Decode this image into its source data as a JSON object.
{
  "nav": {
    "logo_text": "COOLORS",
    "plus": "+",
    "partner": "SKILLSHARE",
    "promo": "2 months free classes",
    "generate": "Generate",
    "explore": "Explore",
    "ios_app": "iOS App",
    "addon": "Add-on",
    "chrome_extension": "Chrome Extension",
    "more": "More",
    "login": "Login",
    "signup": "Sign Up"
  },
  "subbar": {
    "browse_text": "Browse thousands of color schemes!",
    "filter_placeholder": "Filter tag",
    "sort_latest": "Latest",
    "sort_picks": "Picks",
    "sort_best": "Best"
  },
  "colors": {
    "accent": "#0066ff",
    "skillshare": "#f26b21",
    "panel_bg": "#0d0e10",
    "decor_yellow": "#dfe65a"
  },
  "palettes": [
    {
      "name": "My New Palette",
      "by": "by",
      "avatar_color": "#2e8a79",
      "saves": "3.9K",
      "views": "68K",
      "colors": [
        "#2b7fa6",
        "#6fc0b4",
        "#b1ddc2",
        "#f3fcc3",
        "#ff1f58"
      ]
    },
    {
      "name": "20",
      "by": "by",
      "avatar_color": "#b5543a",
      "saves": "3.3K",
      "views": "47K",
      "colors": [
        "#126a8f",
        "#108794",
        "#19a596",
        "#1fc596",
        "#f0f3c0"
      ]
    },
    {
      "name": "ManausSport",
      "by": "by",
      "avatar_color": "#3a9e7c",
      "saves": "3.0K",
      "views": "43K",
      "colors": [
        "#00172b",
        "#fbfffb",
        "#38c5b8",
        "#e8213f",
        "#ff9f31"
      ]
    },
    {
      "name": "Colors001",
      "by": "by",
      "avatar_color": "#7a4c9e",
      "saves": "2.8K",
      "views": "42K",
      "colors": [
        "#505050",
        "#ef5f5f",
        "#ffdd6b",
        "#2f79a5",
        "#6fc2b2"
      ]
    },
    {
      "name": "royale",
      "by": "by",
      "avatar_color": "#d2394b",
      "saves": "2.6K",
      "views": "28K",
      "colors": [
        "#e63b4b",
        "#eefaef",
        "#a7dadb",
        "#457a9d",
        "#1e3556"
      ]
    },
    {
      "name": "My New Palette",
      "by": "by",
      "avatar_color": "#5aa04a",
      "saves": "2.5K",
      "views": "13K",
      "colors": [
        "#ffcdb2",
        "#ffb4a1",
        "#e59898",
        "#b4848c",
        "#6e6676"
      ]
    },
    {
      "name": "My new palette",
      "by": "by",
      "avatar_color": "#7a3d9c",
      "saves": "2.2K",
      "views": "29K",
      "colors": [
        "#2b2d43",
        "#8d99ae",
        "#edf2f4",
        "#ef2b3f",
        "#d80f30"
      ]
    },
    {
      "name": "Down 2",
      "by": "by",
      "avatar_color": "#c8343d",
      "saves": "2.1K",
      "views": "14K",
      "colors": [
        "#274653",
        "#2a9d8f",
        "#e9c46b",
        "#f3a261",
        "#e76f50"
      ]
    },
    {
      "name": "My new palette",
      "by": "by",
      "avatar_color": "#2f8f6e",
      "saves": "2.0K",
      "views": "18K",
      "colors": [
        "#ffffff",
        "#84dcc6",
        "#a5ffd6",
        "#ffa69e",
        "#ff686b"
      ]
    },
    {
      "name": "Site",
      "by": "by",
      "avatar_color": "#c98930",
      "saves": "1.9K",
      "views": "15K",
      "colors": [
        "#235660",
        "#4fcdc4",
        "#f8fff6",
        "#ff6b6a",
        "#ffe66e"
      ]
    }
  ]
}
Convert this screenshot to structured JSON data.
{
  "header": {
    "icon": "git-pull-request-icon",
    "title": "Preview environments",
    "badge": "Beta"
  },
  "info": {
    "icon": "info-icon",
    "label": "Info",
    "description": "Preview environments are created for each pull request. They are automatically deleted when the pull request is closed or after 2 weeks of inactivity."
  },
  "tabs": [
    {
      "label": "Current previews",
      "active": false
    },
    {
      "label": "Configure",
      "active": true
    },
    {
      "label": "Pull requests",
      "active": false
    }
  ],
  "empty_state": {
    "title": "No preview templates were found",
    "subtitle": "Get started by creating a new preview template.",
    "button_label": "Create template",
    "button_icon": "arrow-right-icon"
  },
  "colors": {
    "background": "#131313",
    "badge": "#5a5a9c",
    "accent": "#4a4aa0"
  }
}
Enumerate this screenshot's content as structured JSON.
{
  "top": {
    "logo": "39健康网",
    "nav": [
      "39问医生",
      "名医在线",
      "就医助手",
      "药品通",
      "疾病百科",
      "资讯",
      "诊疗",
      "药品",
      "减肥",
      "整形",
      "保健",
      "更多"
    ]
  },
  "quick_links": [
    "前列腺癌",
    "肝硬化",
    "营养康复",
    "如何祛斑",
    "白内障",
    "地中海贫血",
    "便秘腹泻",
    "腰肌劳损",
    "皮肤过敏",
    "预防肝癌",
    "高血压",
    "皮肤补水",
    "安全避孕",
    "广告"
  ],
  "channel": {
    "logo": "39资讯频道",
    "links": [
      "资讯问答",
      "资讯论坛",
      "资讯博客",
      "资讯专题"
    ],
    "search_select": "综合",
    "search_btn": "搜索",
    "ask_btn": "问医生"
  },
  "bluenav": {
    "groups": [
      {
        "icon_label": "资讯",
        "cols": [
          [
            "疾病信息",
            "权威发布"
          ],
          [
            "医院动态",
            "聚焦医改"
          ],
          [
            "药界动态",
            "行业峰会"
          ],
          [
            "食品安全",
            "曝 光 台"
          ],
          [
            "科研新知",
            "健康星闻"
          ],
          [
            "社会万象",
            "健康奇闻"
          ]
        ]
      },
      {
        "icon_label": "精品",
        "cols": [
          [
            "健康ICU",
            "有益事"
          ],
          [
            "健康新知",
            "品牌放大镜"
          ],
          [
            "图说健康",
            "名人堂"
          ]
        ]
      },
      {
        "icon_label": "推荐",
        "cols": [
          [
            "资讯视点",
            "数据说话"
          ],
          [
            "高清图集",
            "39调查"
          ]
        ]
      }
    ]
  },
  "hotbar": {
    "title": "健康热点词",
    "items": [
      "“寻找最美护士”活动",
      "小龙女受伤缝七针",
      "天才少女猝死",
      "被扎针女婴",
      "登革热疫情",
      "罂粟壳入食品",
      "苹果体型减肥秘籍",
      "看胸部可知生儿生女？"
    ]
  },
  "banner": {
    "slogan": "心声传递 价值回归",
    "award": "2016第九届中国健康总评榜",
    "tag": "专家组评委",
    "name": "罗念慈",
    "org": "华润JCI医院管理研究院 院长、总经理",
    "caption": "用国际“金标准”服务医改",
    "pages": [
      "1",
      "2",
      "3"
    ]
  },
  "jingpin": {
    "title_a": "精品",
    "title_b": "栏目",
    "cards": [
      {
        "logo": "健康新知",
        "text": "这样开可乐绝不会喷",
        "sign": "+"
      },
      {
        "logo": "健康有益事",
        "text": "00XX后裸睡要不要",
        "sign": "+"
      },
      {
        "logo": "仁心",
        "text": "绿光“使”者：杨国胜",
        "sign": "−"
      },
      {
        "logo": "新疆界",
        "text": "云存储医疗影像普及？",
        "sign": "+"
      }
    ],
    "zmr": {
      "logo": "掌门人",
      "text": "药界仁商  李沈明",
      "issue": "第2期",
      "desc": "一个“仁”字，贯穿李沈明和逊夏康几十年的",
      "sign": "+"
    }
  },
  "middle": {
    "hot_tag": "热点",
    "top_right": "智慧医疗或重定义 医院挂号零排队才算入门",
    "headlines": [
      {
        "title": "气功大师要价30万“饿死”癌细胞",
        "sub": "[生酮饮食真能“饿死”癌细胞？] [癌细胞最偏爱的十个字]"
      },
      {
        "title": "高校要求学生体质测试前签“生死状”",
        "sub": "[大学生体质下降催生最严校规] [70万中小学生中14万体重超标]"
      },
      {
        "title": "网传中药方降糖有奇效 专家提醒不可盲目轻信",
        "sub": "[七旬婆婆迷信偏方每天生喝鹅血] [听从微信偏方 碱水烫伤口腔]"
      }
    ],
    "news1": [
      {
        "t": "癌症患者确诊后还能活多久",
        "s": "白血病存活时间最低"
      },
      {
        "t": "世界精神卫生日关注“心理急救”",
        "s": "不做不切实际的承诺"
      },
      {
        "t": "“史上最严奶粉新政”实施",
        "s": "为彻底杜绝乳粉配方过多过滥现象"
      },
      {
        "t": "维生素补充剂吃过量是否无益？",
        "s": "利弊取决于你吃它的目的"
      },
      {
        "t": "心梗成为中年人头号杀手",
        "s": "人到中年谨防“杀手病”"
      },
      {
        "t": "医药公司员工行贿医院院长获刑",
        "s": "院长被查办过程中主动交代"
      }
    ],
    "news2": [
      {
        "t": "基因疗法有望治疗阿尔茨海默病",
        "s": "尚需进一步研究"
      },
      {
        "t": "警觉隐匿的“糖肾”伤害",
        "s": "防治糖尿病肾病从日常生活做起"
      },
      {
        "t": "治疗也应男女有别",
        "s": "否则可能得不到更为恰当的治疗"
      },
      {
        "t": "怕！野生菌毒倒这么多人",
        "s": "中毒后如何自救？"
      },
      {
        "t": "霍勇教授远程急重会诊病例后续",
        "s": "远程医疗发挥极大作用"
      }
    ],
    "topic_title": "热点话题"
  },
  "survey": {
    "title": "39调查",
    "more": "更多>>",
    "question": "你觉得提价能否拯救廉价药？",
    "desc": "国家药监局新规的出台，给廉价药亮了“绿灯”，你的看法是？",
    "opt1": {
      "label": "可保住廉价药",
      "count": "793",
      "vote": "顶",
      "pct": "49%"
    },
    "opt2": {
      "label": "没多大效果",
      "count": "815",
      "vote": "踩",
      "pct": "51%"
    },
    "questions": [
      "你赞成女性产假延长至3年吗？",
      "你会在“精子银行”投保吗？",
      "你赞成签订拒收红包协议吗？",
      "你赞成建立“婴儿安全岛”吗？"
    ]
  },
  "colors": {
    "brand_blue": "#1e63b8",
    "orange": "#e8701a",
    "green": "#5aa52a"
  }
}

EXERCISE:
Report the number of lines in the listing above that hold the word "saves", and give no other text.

OUTPUT FOR THIS EXERCISE:
10